Over the last 200 years, Latin America, like most other regions, has seen a dramatic improvement in its economic and social indicators. As you can see in this short video I’ve made, in 1800 most countries in the region had a life expectancy of about 30 years and a GDP per capita of only $750.

Today, most countries in Latin America have a life expectancy of 75 years, a dramatic 150% increase, heavily influenced by improvements in child mortality. From an economic perspective, most countries today have a GDP per capita of over $5,000 and many have already surpassed the $10,000 threshold (PPP inflation-adjusted).

Despite this progress, our region still faces serious social issues. Today, 220 million people live on a daily per capita income of just $4 a day. Out of the 15 most unequal countries in the world, 10 are from Latin America, according to a UNDP study. From the 130 million families living in urban areas, 34 million live in inadequate housing, a problem that would cost over $300 billion, or 8% of the region’s GDP, to solve.

At the same time, the region’s government spending has reached historical peaks and its expansion faces serious political limitations. Latin America has seen its total public spending rise from 25% to 29.2% of GDP and the share of social spending compared to total public spending rise from 50% to a staggering 65.9% between 1992 and 2011, as seen in the chart below.

Thus, increasingly constrained, governments alone cannot solve these challenges, such as sustaining long-term inclusive growth and developing the region’s future jobs and talents, two of the World Economic Forum’s Global Challenges. Given their budgetary limitations and political constraints, governments need support from the private sector to overcome these problems.

But traditional, profit-maximizing businesses will not be able to solve the region’s biggest problems. A new approach is needed. The model of capitalism we have chosen has created a world where the richest 85 people in the world have as much wealth as the bottom 3.5 billion. Many of these poor live in Latin America.

The trials of creating a more inclusive and sustainable capitalism has led to the development of social innovation, backed by so-called impact investing; investments characterized by the pursuit of social and/or environmental impact beyond financial returns. Although sometimes referred to as a new asset class, impact investing is, truly, a new approach to doing business: one that inserts a third dimension, social impact, to the traditional risk-return model.

Latin America has produced important social innovations in recent years, developed by creative entrepreneurs and backed by impact investing funds. From the 50 showcased funds in the Impact Assets 50 ranking, 13 have a geographic focus on Latin America and are investing in areas such as affordable housing, education, healthcare, financial services and small business development.

A great example of an innovative technology that could produce a huge social impact is the company Miroculus, which is developing a technology for very early-detection of cancer that can potentially be cheaper, better and smarter than existing methods.
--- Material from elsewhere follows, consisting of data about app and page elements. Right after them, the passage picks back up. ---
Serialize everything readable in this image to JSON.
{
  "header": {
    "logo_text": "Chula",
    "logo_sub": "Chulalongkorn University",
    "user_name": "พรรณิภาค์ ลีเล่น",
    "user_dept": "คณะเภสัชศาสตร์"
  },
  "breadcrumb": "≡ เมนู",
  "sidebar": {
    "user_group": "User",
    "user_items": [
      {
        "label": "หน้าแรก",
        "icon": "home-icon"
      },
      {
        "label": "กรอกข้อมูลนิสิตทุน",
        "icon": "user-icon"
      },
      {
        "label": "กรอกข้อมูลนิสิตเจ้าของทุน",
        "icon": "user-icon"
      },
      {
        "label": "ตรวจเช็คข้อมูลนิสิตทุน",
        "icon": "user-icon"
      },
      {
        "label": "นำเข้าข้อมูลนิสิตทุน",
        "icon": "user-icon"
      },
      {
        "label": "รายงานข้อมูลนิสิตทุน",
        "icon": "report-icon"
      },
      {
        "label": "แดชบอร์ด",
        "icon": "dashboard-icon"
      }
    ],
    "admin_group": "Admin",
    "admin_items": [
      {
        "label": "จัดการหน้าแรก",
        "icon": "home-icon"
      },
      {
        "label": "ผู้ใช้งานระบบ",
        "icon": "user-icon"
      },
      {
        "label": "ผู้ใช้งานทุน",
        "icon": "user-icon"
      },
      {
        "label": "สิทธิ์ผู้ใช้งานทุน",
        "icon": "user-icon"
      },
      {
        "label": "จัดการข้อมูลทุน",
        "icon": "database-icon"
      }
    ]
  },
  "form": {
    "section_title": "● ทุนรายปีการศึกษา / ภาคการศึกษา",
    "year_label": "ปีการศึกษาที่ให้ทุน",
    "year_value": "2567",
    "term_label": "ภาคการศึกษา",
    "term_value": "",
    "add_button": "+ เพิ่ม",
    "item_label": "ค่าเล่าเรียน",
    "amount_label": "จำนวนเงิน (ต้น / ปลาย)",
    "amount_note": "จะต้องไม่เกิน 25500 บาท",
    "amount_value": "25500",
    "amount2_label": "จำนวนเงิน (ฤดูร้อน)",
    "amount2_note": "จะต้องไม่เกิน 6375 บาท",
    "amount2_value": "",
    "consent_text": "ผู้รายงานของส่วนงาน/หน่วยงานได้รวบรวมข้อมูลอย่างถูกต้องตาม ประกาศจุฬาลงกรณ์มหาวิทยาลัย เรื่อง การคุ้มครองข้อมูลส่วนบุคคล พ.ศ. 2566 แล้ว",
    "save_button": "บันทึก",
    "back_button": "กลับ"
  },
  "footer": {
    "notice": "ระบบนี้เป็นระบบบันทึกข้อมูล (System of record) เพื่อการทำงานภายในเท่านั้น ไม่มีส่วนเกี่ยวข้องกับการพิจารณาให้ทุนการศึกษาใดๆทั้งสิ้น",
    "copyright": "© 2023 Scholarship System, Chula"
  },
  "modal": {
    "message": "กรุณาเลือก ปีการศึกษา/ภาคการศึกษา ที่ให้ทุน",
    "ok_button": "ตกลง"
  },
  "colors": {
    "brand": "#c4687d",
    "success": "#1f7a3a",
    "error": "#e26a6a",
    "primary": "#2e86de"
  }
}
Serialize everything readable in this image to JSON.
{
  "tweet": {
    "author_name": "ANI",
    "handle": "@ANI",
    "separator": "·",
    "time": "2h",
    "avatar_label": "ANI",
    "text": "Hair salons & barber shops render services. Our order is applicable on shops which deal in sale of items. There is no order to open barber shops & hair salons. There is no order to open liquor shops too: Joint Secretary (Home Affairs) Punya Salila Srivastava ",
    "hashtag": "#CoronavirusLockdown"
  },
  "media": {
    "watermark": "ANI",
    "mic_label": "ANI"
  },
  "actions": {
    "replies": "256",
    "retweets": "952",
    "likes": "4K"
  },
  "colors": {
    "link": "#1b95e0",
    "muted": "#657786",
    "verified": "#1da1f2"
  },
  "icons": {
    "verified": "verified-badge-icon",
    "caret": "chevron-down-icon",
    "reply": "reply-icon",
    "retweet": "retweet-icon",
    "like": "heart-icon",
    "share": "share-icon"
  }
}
Co-founder Jorge Soto was inspired by his aunt, who was diagnosed with advanced lung cancer. But Jorge and his colleagues believe they have developed a technology that can detect very specific types of cancer in only 60 minutes, using a smartphone. Watch Jorge’s inspiring TED Talk here.

Another Latin American start-up, Semtive, is reimagining the ways in which the population consumes and generates energy, having developed a micro Vertical Wind Turbine for rural and urban populations in emerging markets. Semtive envisions a world with decentralized energy, and their micro-turbine enables families to reduce their spending while using a renewable source. Although a startup “Latina”, Semtive already exports to India, Bangladesh, Pakistan, UAE and Israel, besides many countries in Latin America.

Another story that inspires me is the health-technology company MagnaMed, whose mission is to save lives through innovative medical devices. Their critical care devices are radically more accessible (40% cheaper) have more features, durability and three-times more battery time than the best American and European technologies. Dreaming of a global impact, the entrepreneurs - Brazilian sons of poor Japanese immigrants - now export to 35 countries and have an outreach of 1 million people every year.

Just these few examples make us believe Latin America has the power and the people to solve its own problems. A key lesson I have learned being an impact investor in innovative and impactful business like those I’ve described is that the most powerful impact comes when you align your deepest passion, your best talent and a scalable business model that can solve some of the world’s biggest problems.

It is inspiring to think what a population of 525 million people in Latin America could do if we are able to align our capabilities and passion to create solutions to overcome the world’s biggest challenges.

This blog is part of a series of articles published ahead of the World Economic Forum on Latin America 2016, taking place from 16 to 17 June in Medellin, Colombia.